Task objective ▸
Each record below must be returned exactly as shown.

Data to use ▸
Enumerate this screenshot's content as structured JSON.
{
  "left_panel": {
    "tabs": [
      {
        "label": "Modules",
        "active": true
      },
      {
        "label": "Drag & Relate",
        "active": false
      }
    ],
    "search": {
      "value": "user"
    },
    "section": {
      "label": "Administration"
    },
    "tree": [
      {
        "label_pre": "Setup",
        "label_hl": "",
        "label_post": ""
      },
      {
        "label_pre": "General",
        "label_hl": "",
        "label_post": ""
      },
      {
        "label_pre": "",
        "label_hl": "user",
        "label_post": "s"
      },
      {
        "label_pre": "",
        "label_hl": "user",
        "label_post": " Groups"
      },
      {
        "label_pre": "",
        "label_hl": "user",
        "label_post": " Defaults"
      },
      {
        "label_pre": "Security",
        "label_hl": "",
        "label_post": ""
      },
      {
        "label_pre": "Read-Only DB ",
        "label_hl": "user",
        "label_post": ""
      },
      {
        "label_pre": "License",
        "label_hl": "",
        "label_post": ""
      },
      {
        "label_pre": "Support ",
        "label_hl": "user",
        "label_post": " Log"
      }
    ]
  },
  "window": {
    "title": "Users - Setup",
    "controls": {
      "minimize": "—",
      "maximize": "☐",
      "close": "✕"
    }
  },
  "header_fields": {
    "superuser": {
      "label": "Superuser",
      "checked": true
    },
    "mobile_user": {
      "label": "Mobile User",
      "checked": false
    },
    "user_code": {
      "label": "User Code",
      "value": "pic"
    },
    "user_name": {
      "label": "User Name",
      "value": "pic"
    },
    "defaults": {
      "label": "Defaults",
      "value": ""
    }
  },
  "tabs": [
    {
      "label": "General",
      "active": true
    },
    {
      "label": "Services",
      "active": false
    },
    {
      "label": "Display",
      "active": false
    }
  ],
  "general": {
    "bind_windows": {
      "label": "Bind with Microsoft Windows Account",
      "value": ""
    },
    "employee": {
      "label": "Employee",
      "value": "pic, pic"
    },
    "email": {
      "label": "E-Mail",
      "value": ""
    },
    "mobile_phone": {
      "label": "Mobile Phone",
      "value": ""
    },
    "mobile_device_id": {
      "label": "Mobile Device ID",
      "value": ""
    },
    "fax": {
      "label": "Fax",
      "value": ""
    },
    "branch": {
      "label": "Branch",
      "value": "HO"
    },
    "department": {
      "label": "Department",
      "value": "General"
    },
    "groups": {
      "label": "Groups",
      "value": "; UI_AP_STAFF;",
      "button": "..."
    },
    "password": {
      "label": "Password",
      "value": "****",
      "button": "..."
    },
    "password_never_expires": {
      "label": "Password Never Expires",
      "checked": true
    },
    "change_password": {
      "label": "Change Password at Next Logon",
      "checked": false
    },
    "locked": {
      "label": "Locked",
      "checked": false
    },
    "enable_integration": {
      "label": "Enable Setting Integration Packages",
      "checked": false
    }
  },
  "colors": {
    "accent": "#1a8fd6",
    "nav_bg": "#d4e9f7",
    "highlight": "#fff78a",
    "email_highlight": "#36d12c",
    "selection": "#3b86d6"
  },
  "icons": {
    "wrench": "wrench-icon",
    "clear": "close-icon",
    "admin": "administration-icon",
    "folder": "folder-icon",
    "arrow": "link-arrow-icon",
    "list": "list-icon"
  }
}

Your solution ▸
Enumerate this screenshot's content as structured JSON.
{
  "left_panel": {
    "tabs": [
      {
        "label": "Modules",
        "active": true
      },
      {
        "label": "Drag & Relate",
        "active": false
      }
    ],
    "search": {
      "value": "user"
    },
    "section": {
      "label": "Administration"
    },
    "tree": [
      {
        "label_pre": "Setup",
        "label_hl": "",
        "label_post": ""
      },
      {
        "label_pre": "General",
        "label_hl": "",
        "label_post": ""
      },
      {
        "label_pre": "",
        "label_hl": "user",
        "label_post": "s"
      },
      {
        "label_pre": "",
        "label_hl": "user",
        "label_post": " Groups"
      },
      {
        "label_pre": "",
        "label_hl": "user",
        "label_post": " Defaults"
      },
      {
        "label_pre": "Security",
        "label_hl": "",
        "label_post": ""
      },
      {
        "label_pre": "Read-Only DB ",
        "label_hl": "user",
        "label_post": ""
      },
      {
        "label_pre": "License",
        "label_hl": "",
        "label_post": ""
      },
      {
        "label_pre": "Support ",
        "label_hl": "user",
        "label_post": " Log"
      }
    ]
  },
  "window": {
    "title": "Users - Setup",
    "controls": {
      "minimize": "—",
      "maximize": "☐",
      "close": "✕"
    }
  },
  "header_fields": {
    "superuser": {
      "label": "Superuser",
      "checked": true
    },
    "mobile_user": {
      "label": "Mobile User",
      "checked": false
    },
    "user_code": {
      "label": "User Code",
      "value": "pic"
    },
    "user_name": {
      "label": "User Name",
      "value": "pic"
    },
    "defaults": {
      "label": "Defaults",
      "value": ""
    }
  },
  "tabs": [
    {
      "label": "General",
      "active": true
    },
    {
      "label": "Services",
      "active": false
    },
    {
      "label": "Display",
      "active": false
    }
  ],
  "general": {
    "bind_windows": {
      "label": "Bind with Microsoft Windows Account",
      "value": ""
    },
    "employee": {
      "label": "Employee",
      "value": "pic, pic"
    },
    "email": {
      "label": "E-Mail",
      "value": ""
    },
    "mobile_phone": {
      "label": "Mobile Phone",
      "value": ""
    },
    "mobile_device_id": {
      "label": "Mobile Device ID",
      "value": ""
    },
    "fax": {
      "label": "Fax",
      "value": ""
    },
    "branch": {
      "label": "Branch",
      "value": "HO"
    },
    "department": {
      "label": "Department",
      "value": "General"
    },
    "groups": {
      "label": "Groups",
      "value": "; UI_AP_STAFF;",
      "button": "..."
    },
    "password": {
      "label": "Password",
      "value": "****",
      "button": "..."
    },
    "password_never_expires": {
      "label": "Password Never Expires",
      "checked": true
    },
    "change_password": {
      "label": "Change Password at Next Logon",
      "checked": false
    },
    "locked": {
      "label": "Locked",
      "checked": false
    },
    "enable_integration": {
      "label": "Enable Setting Integration Packages",
      "checked": false
    }
  },
  "colors": {
    "accent": "#1a8fd6",
    "nav_bg": "#d4e9f7",
    "highlight": "#fff78a",
    "email_highlight": "#36d12c",
    "selection": "#3b86d6"
  },
  "icons": {
    "wrench": "wrench-icon",
    "clear": "close-icon",
    "admin": "administration-icon",
    "folder": "folder-icon",
    "arrow": "link-arrow-icon",
    "list": "list-icon"
  }
}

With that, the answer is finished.